Assignment
Where a record contains an image, leave the image out and print the rest exactly.

** Available data follows **

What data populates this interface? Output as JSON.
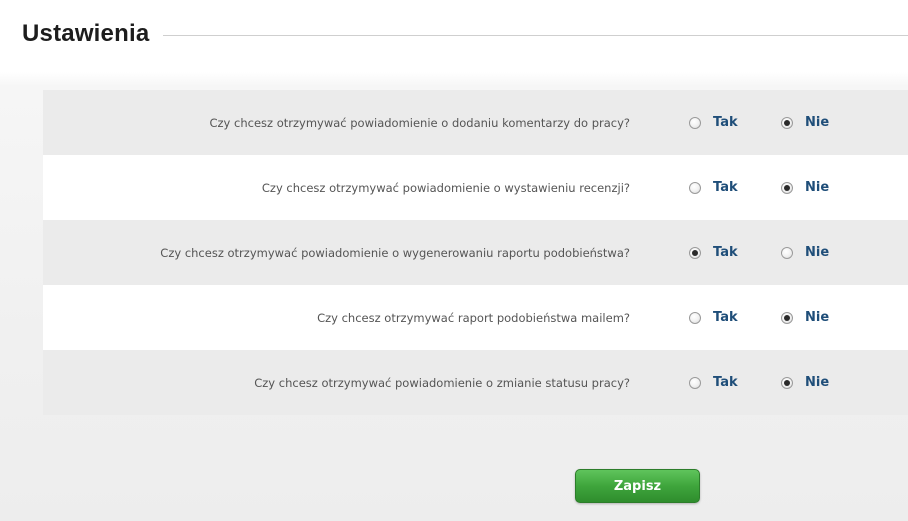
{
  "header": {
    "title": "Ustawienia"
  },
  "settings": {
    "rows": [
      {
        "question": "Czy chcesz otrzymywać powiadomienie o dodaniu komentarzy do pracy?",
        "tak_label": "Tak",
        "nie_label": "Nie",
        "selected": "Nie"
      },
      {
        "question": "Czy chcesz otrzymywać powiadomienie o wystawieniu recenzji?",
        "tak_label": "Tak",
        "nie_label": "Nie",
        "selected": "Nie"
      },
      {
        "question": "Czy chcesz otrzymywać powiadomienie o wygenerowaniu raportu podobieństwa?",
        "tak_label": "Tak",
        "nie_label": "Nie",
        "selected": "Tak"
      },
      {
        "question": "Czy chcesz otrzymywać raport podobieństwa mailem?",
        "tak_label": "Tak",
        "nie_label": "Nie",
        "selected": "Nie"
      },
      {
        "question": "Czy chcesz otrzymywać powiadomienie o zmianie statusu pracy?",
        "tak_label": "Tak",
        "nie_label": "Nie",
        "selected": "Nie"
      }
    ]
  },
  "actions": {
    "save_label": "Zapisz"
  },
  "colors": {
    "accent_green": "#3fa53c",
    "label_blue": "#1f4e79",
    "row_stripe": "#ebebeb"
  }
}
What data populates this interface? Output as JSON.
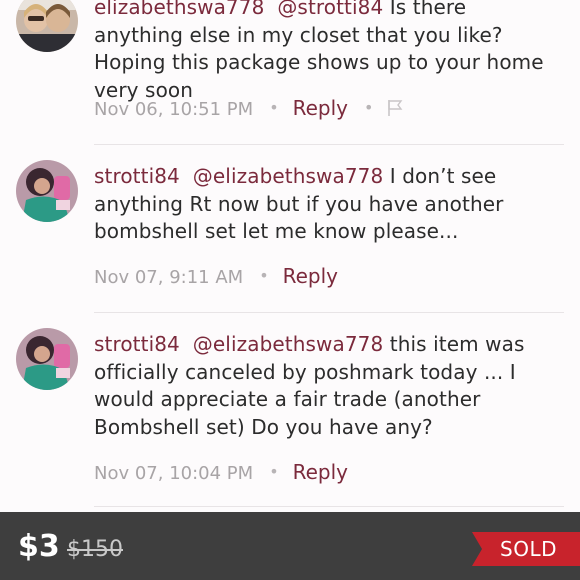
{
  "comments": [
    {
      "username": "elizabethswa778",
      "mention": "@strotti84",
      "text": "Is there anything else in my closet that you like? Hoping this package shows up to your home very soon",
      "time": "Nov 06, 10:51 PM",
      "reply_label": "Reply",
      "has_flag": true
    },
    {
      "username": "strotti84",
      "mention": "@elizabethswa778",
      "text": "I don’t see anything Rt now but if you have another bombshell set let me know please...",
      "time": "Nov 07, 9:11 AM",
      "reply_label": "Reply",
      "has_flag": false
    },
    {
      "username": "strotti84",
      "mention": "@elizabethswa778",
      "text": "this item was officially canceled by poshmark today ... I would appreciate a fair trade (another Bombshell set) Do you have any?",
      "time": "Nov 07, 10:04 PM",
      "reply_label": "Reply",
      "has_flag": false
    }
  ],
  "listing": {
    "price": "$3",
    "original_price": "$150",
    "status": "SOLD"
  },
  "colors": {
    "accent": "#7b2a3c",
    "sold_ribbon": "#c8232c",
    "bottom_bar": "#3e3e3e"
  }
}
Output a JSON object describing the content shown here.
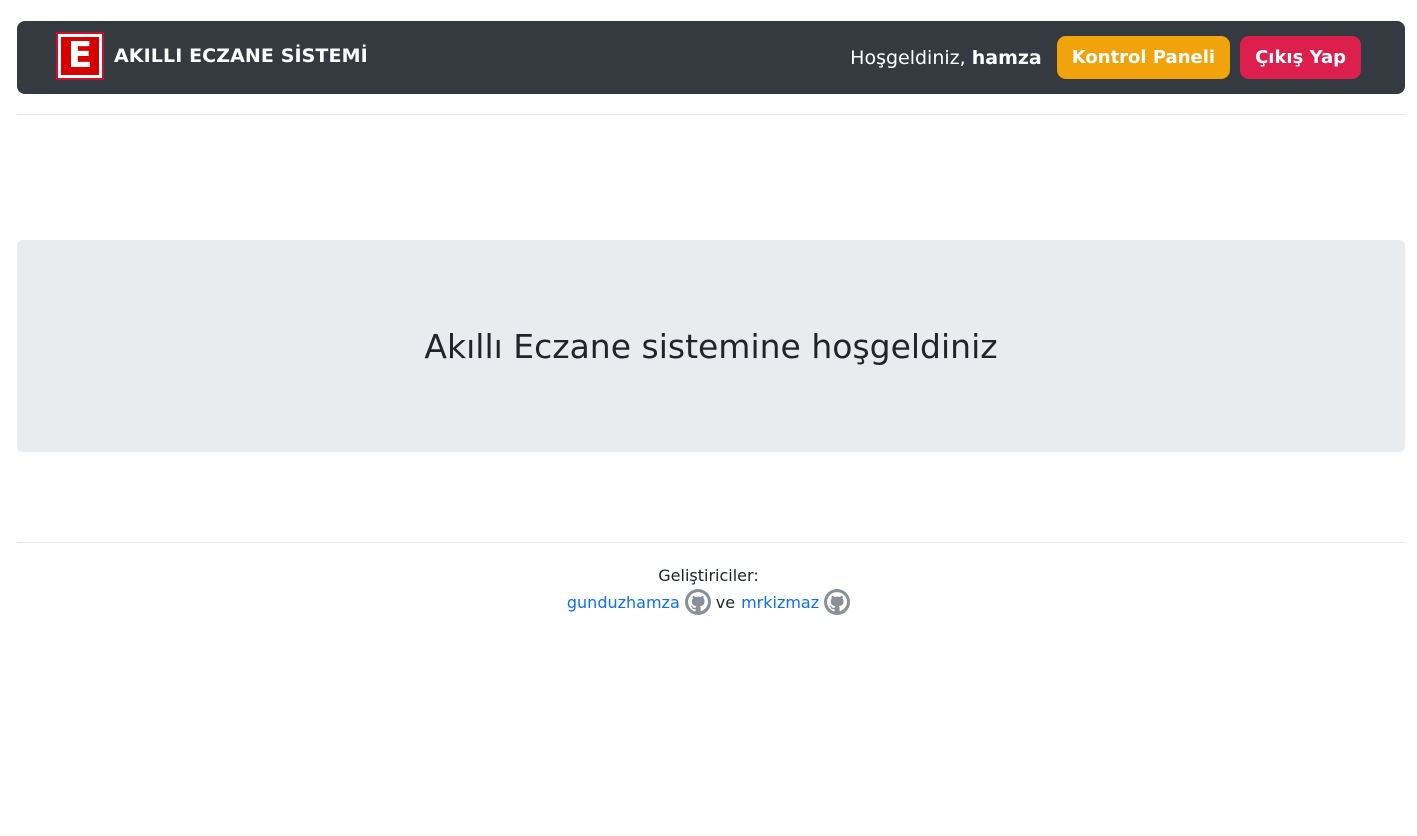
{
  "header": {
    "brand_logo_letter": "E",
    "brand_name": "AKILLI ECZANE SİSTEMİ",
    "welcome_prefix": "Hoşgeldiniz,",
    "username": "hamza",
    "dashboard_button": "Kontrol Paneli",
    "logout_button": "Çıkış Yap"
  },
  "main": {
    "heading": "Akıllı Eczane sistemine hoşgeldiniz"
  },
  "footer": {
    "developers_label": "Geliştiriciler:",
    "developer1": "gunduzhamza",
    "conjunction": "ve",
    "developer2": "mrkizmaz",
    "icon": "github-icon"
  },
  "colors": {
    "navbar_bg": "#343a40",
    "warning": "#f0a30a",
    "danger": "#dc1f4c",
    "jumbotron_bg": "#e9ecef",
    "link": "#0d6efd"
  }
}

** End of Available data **

Exercise result
What data populates this interface? Output as JSON.
{
  "header": {
    "title": "Ustawienia"
  },
  "settings": {
    "rows": [
      {
        "question": "Czy chcesz otrzymywać powiadomienie o dodaniu komentarzy do pracy?",
        "tak_label": "Tak",
        "nie_label": "Nie",
        "selected": "Nie"
      },
      {
        "question": "Czy chcesz otrzymywać powiadomienie o wystawieniu recenzji?",
        "tak_label": "Tak",
        "nie_label": "Nie",
        "selected": "Nie"
      },
      {
        "question": "Czy chcesz otrzymywać powiadomienie o wygenerowaniu raportu podobieństwa?",
        "tak_label": "Tak",
        "nie_label": "Nie",
        "selected": "Tak"
      },
      {
        "question": "Czy chcesz otrzymywać raport podobieństwa mailem?",
        "tak_label": "Tak",
        "nie_label": "Nie",
        "selected": "Nie"
      },
      {
        "question": "Czy chcesz otrzymywać powiadomienie o zmianie statusu pracy?",
        "tak_label": "Tak",
        "nie_label": "Nie",
        "selected": "Nie"
      }
    ]
  },
  "actions": {
    "save_label": "Zapisz"
  },
  "colors": {
    "accent_green": "#3fa53c",
    "label_blue": "#1f4e79",
    "row_stripe": "#ebebeb"
  }
}
What data populates this interface? Output as JSON.
{
  "comments": [
    {
      "username": "elizabethswa778",
      "mention": "@strotti84",
      "text": "Is there anything else in my closet that you like? Hoping this package shows up to your home very soon",
      "time": "Nov 06, 10:51 PM",
      "reply_label": "Reply",
      "has_flag": true
    },
    {
      "username": "strotti84",
      "mention": "@elizabethswa778",
      "text": "I don’t see anything Rt now but if you have another bombshell set let me know please...",
      "time": "Nov 07, 9:11 AM",
      "reply_label": "Reply",
      "has_flag": false
    },
    {
      "username": "strotti84",
      "mention": "@elizabethswa778",
      "text": "this item was officially canceled by poshmark today ... I would appreciate a fair trade (another Bombshell set) Do you have any?",
      "time": "Nov 07, 10:04 PM",
      "reply_label": "Reply",
      "has_flag": false
    }
  ],
  "listing": {
    "price": "$3",
    "original_price": "$150",
    "status": "SOLD"
  },
  "colors": {
    "accent": "#7b2a3c",
    "sold_ribbon": "#c8232c",
    "bottom_bar": "#3e3e3e"
  }
}
Output a JSON object describing the content shown here.
{
  "header": {
    "brand_logo_letter": "E",
    "brand_name": "AKILLI ECZANE SİSTEMİ",
    "welcome_prefix": "Hoşgeldiniz,",
    "username": "hamza",
    "dashboard_button": "Kontrol Paneli",
    "logout_button": "Çıkış Yap"
  },
  "main": {
    "heading": "Akıllı Eczane sistemine hoşgeldiniz"
  },
  "footer": {
    "developers_label": "Geliştiriciler:",
    "developer1": "gunduzhamza",
    "conjunction": "ve",
    "developer2": "mrkizmaz",
    "icon": "github-icon"
  },
  "colors": {
    "navbar_bg": "#343a40",
    "warning": "#f0a30a",
    "danger": "#dc1f4c",
    "jumbotron_bg": "#e9ecef",
    "link": "#0d6efd"
  }
}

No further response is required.